**What is being asked:** How many lines below include the string "Details"? State the number alone.

**Data in this exercise:**
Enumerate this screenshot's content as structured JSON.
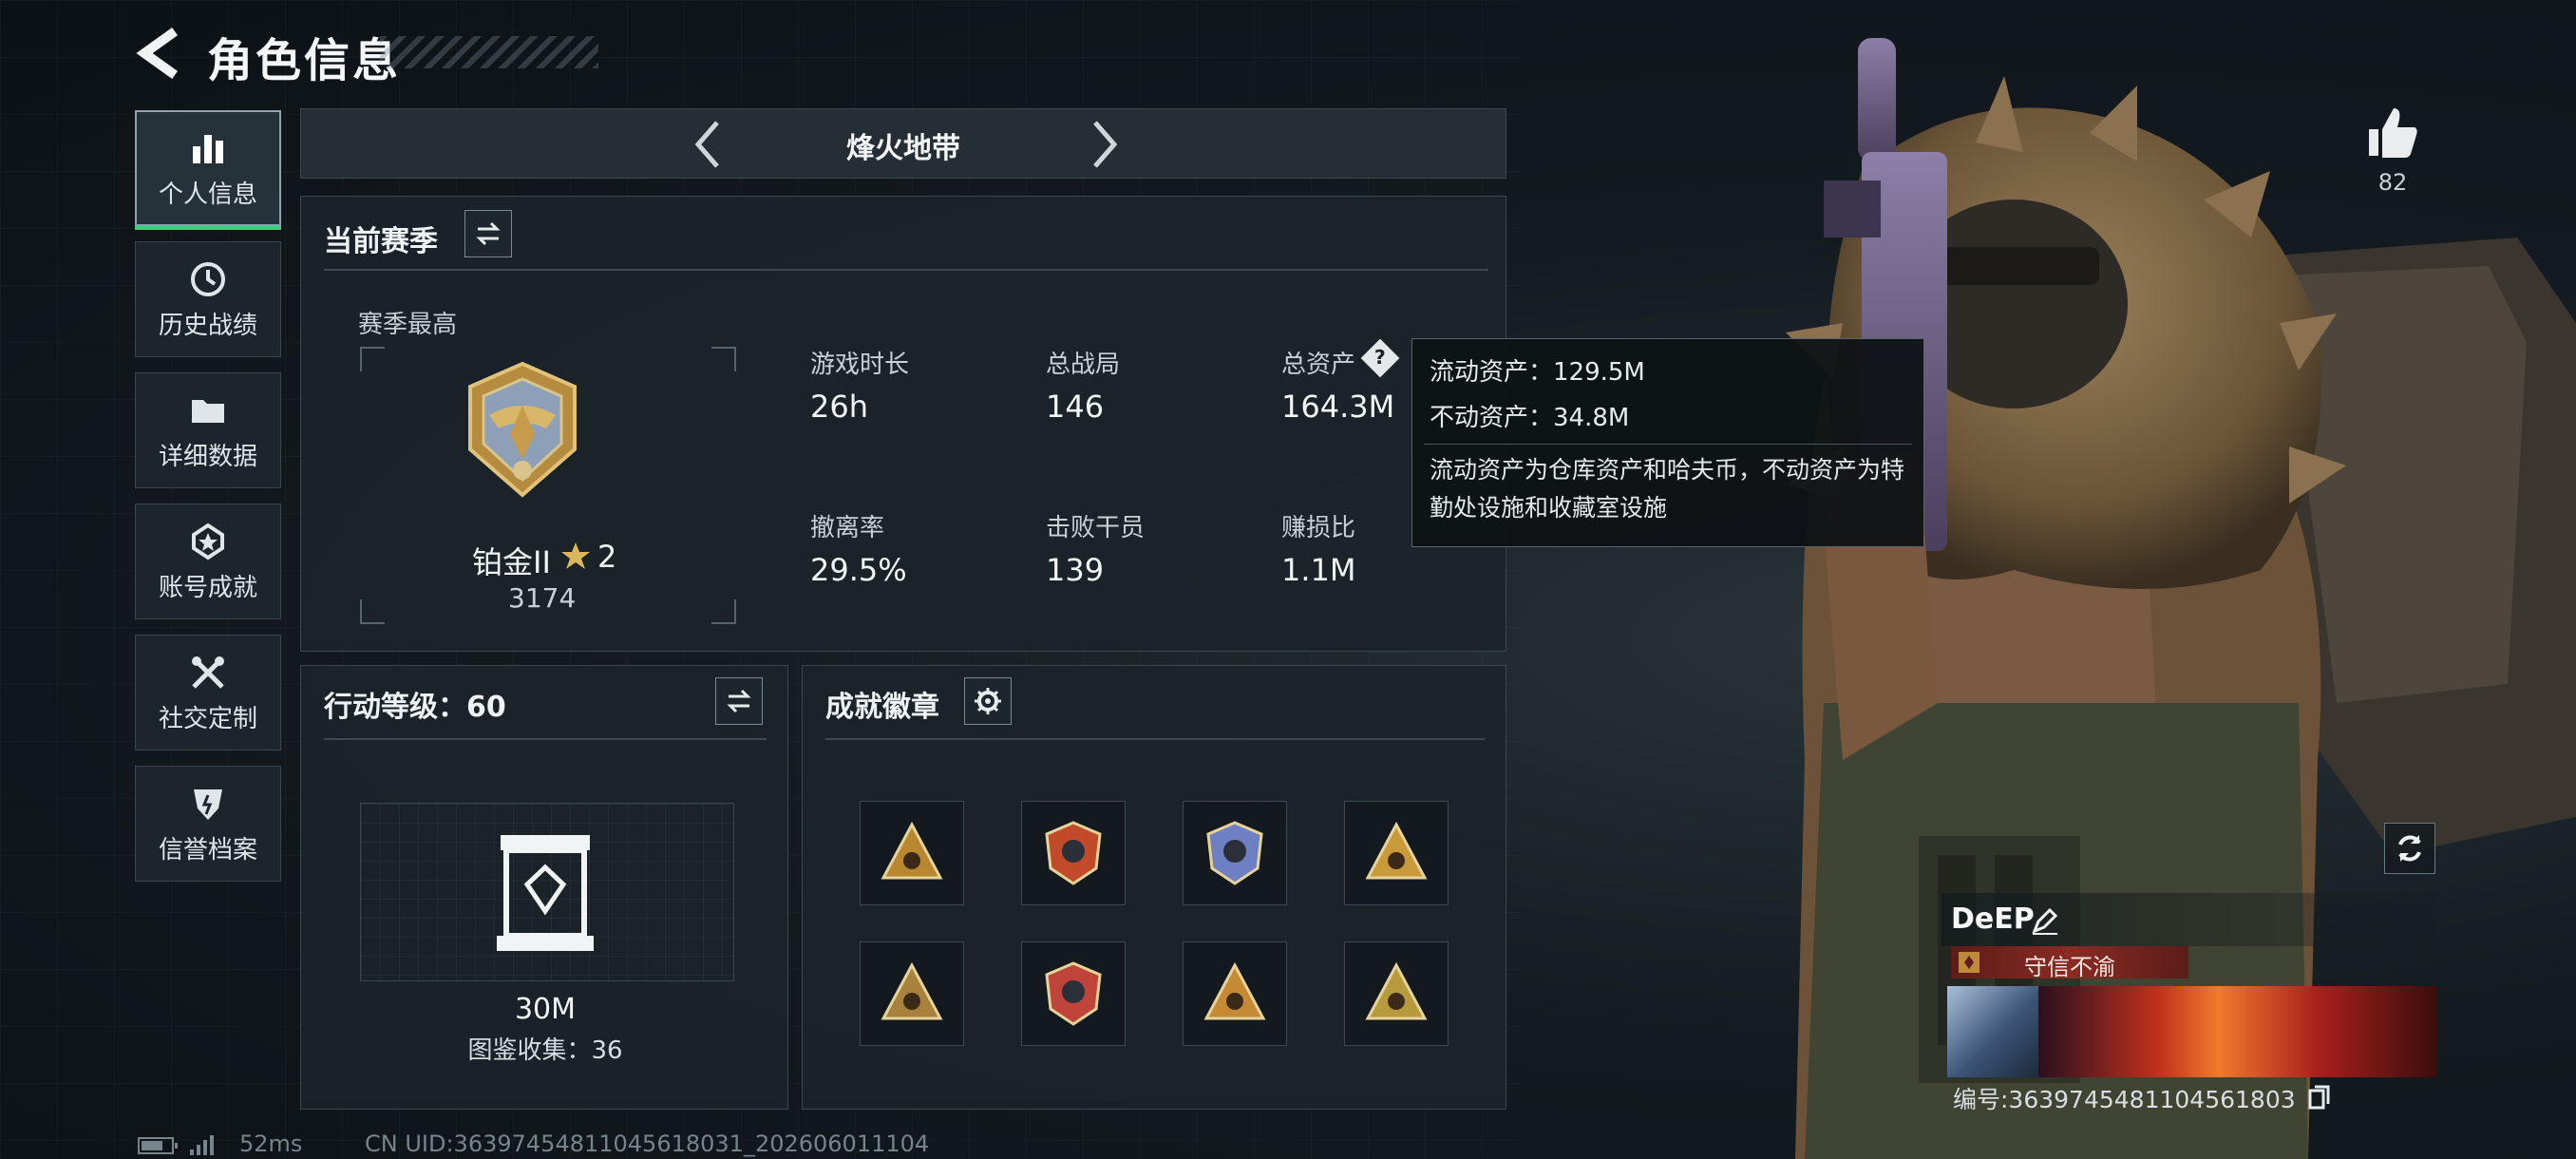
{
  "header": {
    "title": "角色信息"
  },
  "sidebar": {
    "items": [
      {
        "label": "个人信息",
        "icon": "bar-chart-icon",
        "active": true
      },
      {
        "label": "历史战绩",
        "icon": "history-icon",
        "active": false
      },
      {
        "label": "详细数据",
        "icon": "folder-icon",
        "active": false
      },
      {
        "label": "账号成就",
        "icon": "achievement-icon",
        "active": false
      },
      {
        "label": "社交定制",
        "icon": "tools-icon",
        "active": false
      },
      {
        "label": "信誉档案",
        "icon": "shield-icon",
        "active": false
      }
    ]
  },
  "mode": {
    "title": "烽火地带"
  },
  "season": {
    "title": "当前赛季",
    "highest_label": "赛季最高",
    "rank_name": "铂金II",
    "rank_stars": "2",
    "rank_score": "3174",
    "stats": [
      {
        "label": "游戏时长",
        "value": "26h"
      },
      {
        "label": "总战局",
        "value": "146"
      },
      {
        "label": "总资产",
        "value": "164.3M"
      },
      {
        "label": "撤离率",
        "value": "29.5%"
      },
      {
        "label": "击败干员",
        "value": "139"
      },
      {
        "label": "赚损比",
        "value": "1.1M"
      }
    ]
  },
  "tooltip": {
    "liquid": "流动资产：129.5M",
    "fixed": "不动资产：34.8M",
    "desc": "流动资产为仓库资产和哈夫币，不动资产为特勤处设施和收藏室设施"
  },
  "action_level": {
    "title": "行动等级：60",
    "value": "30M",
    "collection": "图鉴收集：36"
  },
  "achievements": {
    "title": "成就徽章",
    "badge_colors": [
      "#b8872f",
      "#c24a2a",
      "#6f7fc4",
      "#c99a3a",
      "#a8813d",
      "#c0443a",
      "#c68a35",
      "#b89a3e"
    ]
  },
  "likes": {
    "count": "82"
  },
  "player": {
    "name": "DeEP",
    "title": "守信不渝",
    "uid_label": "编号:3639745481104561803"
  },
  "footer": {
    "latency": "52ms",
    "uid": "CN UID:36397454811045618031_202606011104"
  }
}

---

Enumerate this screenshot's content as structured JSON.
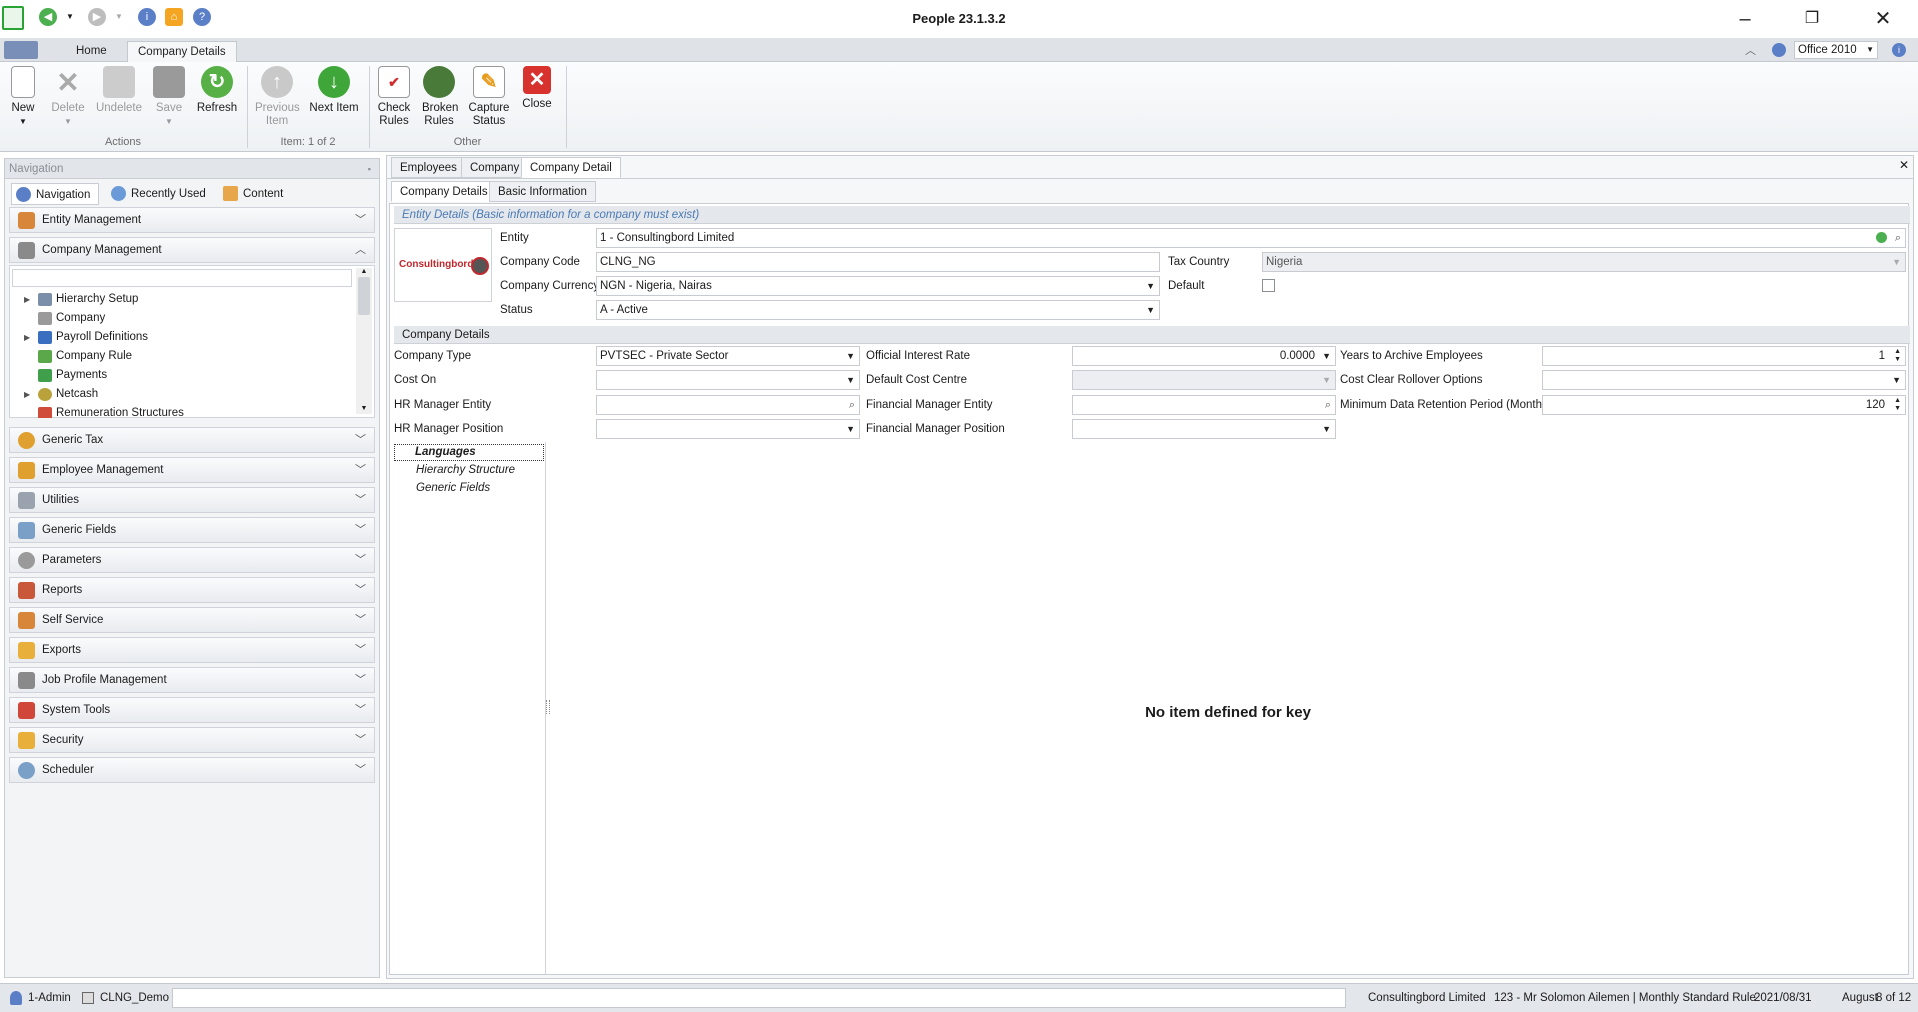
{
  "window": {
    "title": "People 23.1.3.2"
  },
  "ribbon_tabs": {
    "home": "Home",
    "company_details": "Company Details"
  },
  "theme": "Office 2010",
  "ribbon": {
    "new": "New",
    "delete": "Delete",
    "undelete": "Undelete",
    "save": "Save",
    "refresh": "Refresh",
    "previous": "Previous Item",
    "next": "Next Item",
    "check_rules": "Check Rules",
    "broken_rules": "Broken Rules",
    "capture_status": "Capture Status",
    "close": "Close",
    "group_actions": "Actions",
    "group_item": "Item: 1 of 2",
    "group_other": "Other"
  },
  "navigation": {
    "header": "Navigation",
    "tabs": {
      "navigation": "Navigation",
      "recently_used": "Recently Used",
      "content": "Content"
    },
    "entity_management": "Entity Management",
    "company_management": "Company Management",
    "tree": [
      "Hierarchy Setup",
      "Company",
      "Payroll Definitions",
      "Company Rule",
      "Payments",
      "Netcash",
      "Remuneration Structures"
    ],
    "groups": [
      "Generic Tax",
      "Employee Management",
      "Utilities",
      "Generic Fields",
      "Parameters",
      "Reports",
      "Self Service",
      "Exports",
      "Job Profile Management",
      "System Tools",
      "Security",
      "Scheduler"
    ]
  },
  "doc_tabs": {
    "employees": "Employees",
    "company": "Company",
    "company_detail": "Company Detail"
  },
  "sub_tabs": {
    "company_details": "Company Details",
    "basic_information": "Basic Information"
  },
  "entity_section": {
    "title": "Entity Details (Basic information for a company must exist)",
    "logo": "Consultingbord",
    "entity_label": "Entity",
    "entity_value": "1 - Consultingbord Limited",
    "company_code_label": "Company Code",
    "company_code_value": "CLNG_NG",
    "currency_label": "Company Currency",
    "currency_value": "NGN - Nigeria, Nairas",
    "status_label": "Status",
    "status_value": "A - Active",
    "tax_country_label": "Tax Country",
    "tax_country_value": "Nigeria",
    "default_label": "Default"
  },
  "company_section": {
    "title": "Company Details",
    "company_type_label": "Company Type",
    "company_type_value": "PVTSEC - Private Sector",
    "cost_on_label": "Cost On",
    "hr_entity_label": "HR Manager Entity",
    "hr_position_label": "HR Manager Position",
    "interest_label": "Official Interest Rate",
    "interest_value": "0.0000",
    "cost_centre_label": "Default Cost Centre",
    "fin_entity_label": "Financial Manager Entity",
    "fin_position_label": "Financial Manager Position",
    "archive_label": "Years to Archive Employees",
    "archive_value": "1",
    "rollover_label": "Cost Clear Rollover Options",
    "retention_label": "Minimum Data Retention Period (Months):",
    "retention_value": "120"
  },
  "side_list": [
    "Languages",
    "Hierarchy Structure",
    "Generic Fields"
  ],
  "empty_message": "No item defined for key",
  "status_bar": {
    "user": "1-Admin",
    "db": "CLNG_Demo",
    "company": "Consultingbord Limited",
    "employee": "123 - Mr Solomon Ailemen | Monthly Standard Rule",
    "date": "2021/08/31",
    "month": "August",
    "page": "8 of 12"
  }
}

**Solution to the exercise:** 4